  • Digg
  • Facebook
  • Technorati
  • Reddit
  • Yahoo Buzz
  • StumbleUpon

Gee, That’s Cold

35Word from Toronto this afternoon is that newly arriving pitcher Logan Verrett will suit up in No. 35, the same number worn for nearly five years by Dillon Gee, whose designation is so fresh they haven’t even had time to properly demote, release or trade him.

I confess to being one of those fans who’s been waiting for years for Gee to turn into a pumpkin and for all the pleasant surprises he’s given, moving on now was the right thing to do but this still comes off pretty harsh! Is there something wrong with 32? 46? 53? Ouch!

Technically, players are required to be assigned a number when they are added to the 40-man roster and technically, they lose a number when they leave it, so the assignment itself is technically, OK. But it brings to mind those instances where they’ve used the uniform number as a signal to make a point — like when young Danny Garcia took No. 12 on the heels of the Mets giving up on cranky old Roberto Alomar. Maybe there was more to Gee’s unhappiness than what came out. Maybe its just a case of inadvertent insensitivity. Maybe it’s a signal of an emerging bloodlessness that will be called on to make similar decisions on guys like Daniel Murphy and Jon Niese in the coming weeks. What do you think?

Meantime let’s wish Logan Verrett better luck than his predecessor at the back of the bullpen, Akeel Morris, who’s on his way down, and up, to Class AA after a painful debut. Verrett you might know has been around a bit for a rookie. He was Rule 5’ed from the Mets this winter by the Orioles, but snatched away from them by the Rangers just prior to opening day. He lasted for four games in Texas (wearing 41) before the Rangers tried farming him, and he was claimed back by the Mets.

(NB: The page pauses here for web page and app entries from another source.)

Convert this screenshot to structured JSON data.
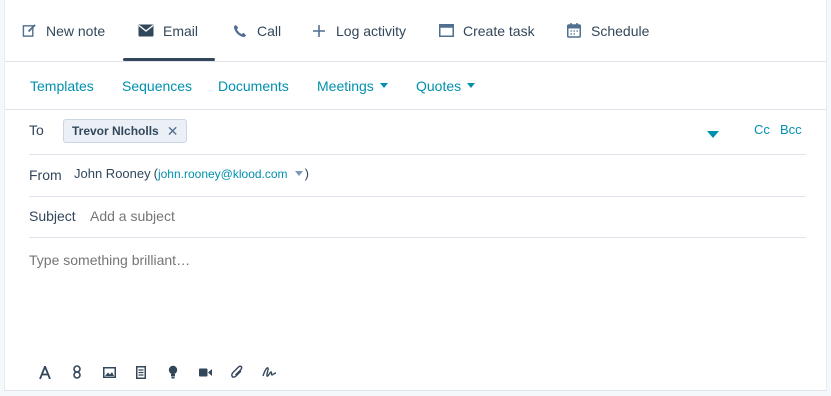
{
  "tabs": [
    {
      "label": "New note",
      "icon": "edit-icon"
    },
    {
      "label": "Email",
      "icon": "envelope-icon",
      "active": true
    },
    {
      "label": "Call",
      "icon": "phone-icon"
    },
    {
      "label": "Log activity",
      "icon": "plus-icon"
    },
    {
      "label": "Create task",
      "icon": "window-icon"
    },
    {
      "label": "Schedule",
      "icon": "calendar-icon"
    }
  ],
  "subnav": {
    "templates": "Templates",
    "sequences": "Sequences",
    "documents": "Documents",
    "meetings": "Meetings",
    "quotes": "Quotes"
  },
  "to": {
    "label": "To",
    "recipient": "Trevor NIcholls",
    "remove": "✕",
    "cc": "Cc",
    "bcc": "Bcc"
  },
  "from": {
    "label": "From",
    "name": "John Rooney",
    "paren_open": "(",
    "email": "john.rooney@klood.com",
    "paren_close": ")"
  },
  "subject": {
    "label": "Subject",
    "placeholder": "Add a subject"
  },
  "body": {
    "placeholder": "Type something brilliant…"
  },
  "toolbar": [
    "text-format-icon",
    "link-icon",
    "image-icon",
    "document-icon",
    "lightbulb-icon",
    "video-icon",
    "attachment-icon",
    "signature-icon"
  ],
  "colors": {
    "accent": "#0091ae",
    "text": "#33475b",
    "placeholder": "#7c98b6"
  }
}
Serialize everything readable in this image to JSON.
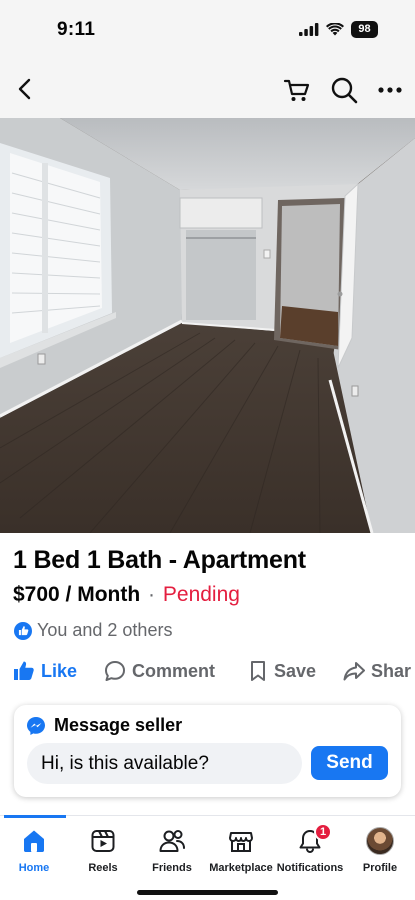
{
  "status_bar": {
    "time": "9:11",
    "battery": "98",
    "icons": [
      "signal-icon",
      "wifi-icon",
      "battery-icon"
    ]
  },
  "nav": {
    "icons": [
      "back-icon",
      "cart-icon",
      "search-icon",
      "more-icon"
    ]
  },
  "listing": {
    "photo_count": 5,
    "active_photo_index": 3,
    "title": "1 Bed 1 Bath - Apartment",
    "price": "$700 / Month",
    "separator": "·",
    "status": "Pending",
    "likes_text": "You and 2 others"
  },
  "actions": {
    "like": "Like",
    "comment": "Comment",
    "save": "Save",
    "share": "Shar"
  },
  "message": {
    "header": "Message seller",
    "input_value": "Hi, is this available?",
    "send": "Send"
  },
  "tabs": [
    {
      "label": "Home",
      "active": true,
      "icon": "home-icon"
    },
    {
      "label": "Reels",
      "active": false,
      "icon": "reels-icon"
    },
    {
      "label": "Friends",
      "active": false,
      "icon": "friends-icon"
    },
    {
      "label": "Marketplace",
      "active": false,
      "icon": "marketplace-icon"
    },
    {
      "label": "Notifications",
      "active": false,
      "icon": "bell-icon",
      "badge": "1"
    },
    {
      "label": "Profile",
      "active": false,
      "icon": "avatar"
    }
  ],
  "colors": {
    "accent": "#1877f2",
    "pending": "#e41e3f",
    "muted": "#65676b"
  }
}
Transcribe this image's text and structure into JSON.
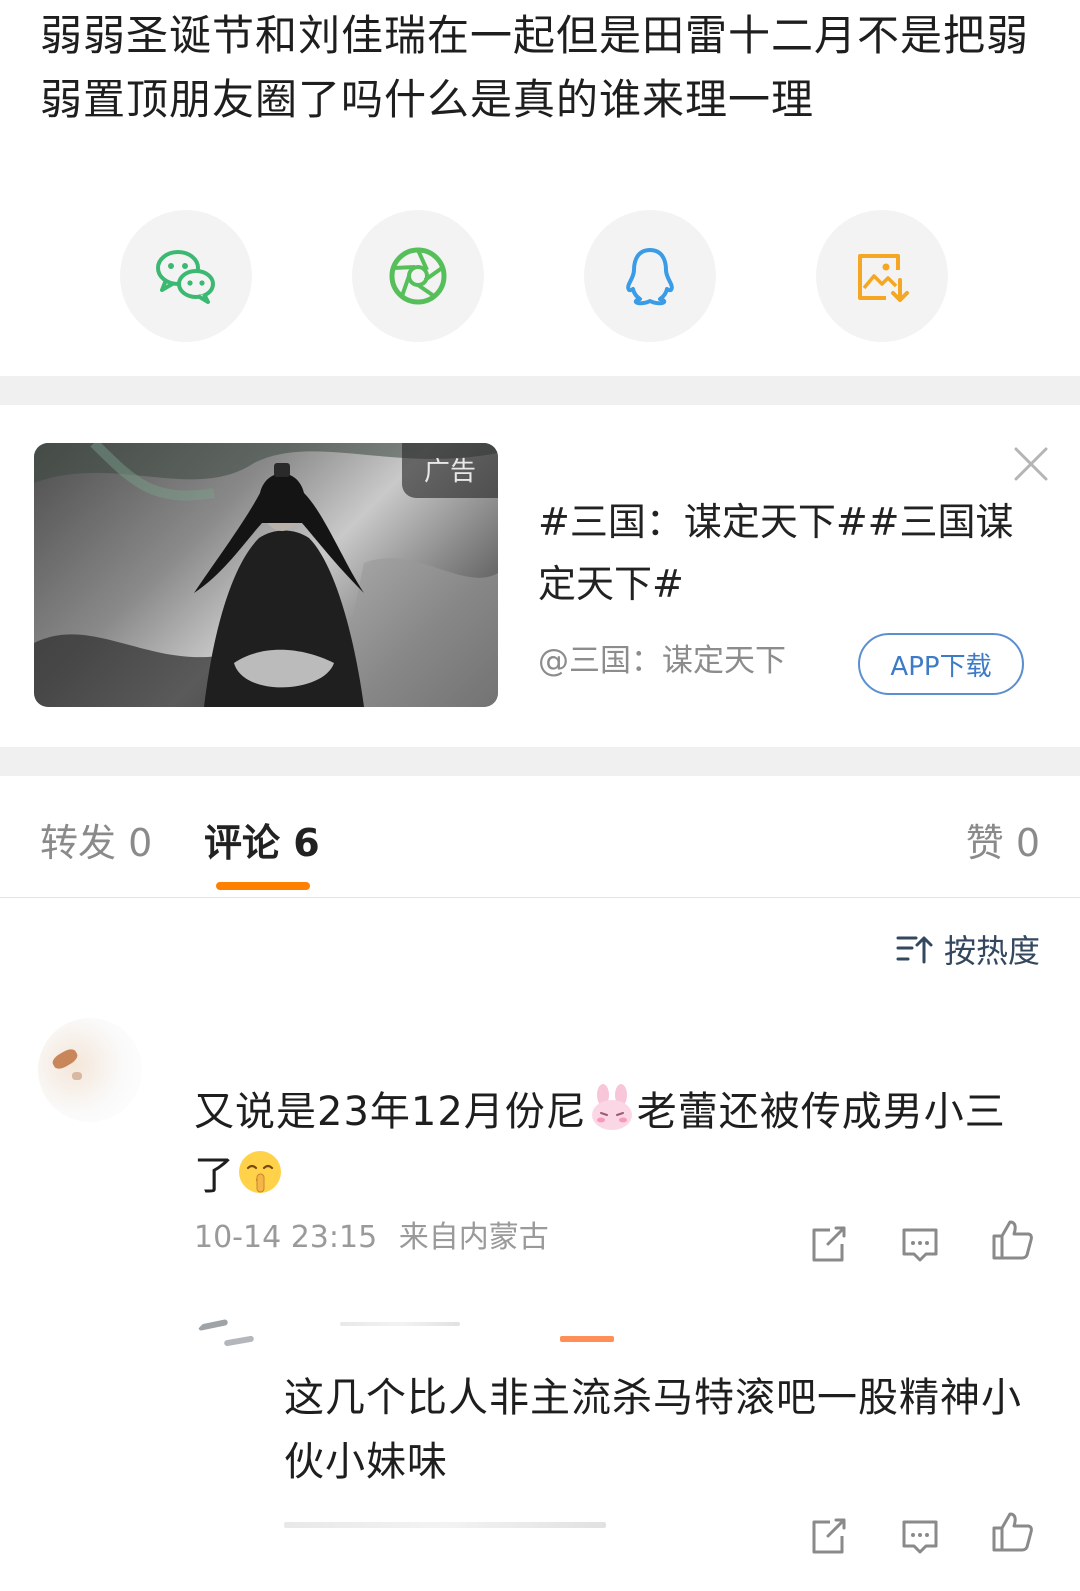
{
  "post": {
    "text": "弱弱圣诞节和刘佳瑞在一起但是田雷十二月不是把弱弱置顶朋友圈了吗什么是真的谁来理一理"
  },
  "share": {
    "icons": [
      "wechat-icon",
      "moments-icon",
      "qq-icon",
      "save-image-icon"
    ],
    "colors": {
      "wechat": "#3bb972",
      "moments": "#56bf5a",
      "qq": "#3a9be6",
      "save": "#f5a623"
    }
  },
  "ad": {
    "badge": "广告",
    "title": "#三国：谋定天下##三国谋定天下#",
    "source": "@三国：谋定天下",
    "button": "APP下载"
  },
  "tabs": {
    "repost": "转发 0",
    "comments": "评论 6",
    "likes": "赞 0",
    "accent": "#ff7f00"
  },
  "sort": {
    "label": "按热度"
  },
  "comments": [
    {
      "text_before": "又说是23年12月份尼",
      "text_middle": "老蕾还被传成男小三了",
      "time": "10-14 23:15",
      "location": "来自内蒙古"
    },
    {
      "text": "这几个比人非主流杀马特滚吧一股精神小伙小妹味"
    }
  ]
}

  • Twitter
  • del.icio.us
  • Digg
  • Facebook
  • Technorati
  • Reddit
  • Yahoo Buzz
  • StumbleUpon